• **PROBLEM REQUIREMENTS**
Copy out all lines bearing the word "html" from the listing below.

____

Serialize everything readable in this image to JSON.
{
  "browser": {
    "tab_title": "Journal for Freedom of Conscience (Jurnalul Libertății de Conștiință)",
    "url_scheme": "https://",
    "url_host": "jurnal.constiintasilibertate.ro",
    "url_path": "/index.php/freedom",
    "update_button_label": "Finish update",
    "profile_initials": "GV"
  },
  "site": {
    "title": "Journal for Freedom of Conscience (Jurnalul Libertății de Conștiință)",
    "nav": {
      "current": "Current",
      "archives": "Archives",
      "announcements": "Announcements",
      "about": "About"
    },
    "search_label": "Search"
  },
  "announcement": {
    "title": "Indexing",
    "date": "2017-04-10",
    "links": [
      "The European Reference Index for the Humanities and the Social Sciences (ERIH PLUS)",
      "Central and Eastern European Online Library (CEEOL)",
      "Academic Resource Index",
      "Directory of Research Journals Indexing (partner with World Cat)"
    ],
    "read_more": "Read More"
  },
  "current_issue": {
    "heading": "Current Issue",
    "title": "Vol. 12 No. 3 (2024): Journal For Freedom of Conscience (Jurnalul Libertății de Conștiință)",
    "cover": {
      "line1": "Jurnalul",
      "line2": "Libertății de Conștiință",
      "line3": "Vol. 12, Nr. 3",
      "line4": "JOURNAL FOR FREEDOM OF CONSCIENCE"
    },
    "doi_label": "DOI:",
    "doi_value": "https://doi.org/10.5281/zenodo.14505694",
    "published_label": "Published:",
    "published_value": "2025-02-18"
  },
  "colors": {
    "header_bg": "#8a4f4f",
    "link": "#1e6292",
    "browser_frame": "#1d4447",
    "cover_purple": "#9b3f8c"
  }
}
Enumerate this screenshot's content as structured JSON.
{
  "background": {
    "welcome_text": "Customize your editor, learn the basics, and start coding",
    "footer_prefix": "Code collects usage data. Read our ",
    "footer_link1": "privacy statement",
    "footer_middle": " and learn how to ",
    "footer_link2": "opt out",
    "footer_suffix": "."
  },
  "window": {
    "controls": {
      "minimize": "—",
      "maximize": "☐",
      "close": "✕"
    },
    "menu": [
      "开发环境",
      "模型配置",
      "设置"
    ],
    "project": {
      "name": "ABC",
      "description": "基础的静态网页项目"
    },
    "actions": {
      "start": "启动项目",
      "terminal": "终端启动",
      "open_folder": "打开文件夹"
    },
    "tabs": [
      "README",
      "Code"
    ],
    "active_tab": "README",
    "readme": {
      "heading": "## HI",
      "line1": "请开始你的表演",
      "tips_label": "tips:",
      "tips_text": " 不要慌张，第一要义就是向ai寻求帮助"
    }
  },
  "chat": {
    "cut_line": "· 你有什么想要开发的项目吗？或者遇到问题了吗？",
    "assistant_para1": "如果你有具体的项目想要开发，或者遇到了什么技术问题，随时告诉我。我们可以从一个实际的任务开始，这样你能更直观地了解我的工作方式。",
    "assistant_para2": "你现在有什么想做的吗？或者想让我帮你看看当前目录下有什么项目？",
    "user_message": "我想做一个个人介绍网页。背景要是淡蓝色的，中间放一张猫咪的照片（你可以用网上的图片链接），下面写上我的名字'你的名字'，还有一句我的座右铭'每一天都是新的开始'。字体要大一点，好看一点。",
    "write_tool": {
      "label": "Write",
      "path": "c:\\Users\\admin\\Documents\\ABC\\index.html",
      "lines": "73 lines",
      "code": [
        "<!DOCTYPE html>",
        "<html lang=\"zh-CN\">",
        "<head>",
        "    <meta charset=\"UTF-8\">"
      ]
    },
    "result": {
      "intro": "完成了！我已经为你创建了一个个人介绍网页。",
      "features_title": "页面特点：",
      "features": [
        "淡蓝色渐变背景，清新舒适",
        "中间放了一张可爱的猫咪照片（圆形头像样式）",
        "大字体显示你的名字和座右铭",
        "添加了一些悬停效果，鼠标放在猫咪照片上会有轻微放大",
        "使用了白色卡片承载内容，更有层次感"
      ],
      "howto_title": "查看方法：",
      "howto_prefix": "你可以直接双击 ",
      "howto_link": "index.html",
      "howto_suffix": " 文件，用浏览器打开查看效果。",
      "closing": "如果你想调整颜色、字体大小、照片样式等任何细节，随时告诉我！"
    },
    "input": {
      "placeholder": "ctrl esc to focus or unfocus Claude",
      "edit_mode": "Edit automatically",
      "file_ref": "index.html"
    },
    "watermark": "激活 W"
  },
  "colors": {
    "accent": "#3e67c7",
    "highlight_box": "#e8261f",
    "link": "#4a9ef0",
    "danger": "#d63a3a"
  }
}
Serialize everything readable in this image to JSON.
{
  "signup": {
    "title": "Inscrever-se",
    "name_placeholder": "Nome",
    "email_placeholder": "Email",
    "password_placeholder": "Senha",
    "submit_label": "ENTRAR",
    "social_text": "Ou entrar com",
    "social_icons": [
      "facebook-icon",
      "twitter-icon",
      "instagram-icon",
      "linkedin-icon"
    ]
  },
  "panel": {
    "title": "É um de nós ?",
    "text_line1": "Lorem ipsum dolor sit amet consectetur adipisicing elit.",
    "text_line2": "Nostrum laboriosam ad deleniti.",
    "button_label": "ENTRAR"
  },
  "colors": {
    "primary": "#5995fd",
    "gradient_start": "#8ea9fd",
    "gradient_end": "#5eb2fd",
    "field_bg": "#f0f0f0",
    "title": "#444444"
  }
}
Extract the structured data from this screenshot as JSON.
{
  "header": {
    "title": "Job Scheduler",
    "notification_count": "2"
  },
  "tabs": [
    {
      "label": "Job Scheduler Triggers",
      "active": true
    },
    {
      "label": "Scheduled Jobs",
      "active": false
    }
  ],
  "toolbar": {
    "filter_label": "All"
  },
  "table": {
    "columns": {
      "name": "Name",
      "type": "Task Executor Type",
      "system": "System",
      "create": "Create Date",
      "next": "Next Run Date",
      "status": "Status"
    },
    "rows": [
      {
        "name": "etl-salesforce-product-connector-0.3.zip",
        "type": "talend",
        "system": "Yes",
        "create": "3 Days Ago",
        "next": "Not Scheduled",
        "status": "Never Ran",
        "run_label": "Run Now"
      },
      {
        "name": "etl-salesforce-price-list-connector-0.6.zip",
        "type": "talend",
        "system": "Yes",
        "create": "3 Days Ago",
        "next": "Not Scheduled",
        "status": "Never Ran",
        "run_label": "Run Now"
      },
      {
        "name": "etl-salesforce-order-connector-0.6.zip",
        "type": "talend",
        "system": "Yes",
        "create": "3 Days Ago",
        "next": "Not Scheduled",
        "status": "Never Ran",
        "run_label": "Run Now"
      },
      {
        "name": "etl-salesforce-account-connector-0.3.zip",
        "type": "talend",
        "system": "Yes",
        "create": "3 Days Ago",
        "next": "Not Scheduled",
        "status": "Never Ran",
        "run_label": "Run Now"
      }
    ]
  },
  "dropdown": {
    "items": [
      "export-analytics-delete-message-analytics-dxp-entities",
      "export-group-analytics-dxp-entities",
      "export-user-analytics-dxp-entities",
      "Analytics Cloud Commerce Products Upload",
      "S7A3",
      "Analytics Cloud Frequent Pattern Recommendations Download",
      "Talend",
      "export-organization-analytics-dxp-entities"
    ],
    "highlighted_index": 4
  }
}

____

• **TASK RESPONSE**
      "path": "c:\\Users\\admin\\Documents\\ABC\\index.html",
        "<!DOCTYPE html>",
        "<html lang=\"zh-CN\">",
      "howto_link": "index.html",
      "file_ref": "index.html"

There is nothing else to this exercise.